(Material shown begins)

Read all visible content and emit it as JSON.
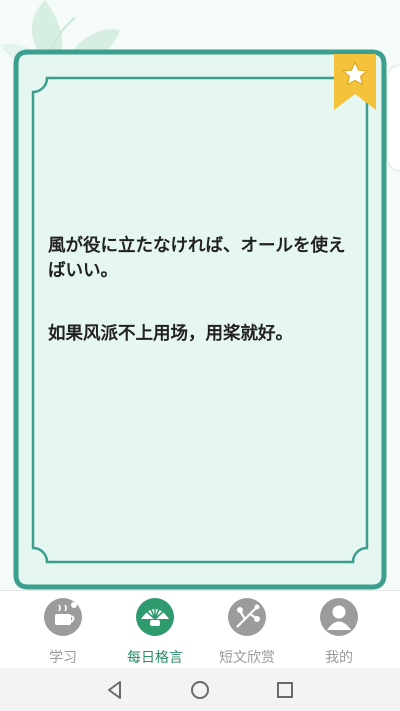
{
  "quote": {
    "japanese": "風が役に立たなければ、オールを使えばいい。",
    "chinese": "如果风派不上用场，用桨就好。"
  },
  "tabs": [
    {
      "label": "学习",
      "icon": "cup-icon",
      "active": false
    },
    {
      "label": "每日格言",
      "icon": "shell-icon",
      "active": true
    },
    {
      "label": "短文欣赏",
      "icon": "branch-icon",
      "active": false
    },
    {
      "label": "我的",
      "icon": "person-icon",
      "active": false
    }
  ],
  "colors": {
    "card_border": "#3b9e8e",
    "card_fill": "#e6f6f0",
    "bookmark": "#f5c33b",
    "tab_active": "#2a8c68",
    "tab_inactive": "#9a9a9a"
  },
  "system_nav": [
    "back-icon",
    "home-icon",
    "recents-icon"
  ]
}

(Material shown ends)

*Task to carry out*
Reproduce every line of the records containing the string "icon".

*Reply to the exercise*
      "icon": "cup-icon",
      "icon": "shell-icon",
      "icon": "branch-icon",
      "icon": "person-icon",
    "back-icon",
    "home-icon",
    "recents-icon"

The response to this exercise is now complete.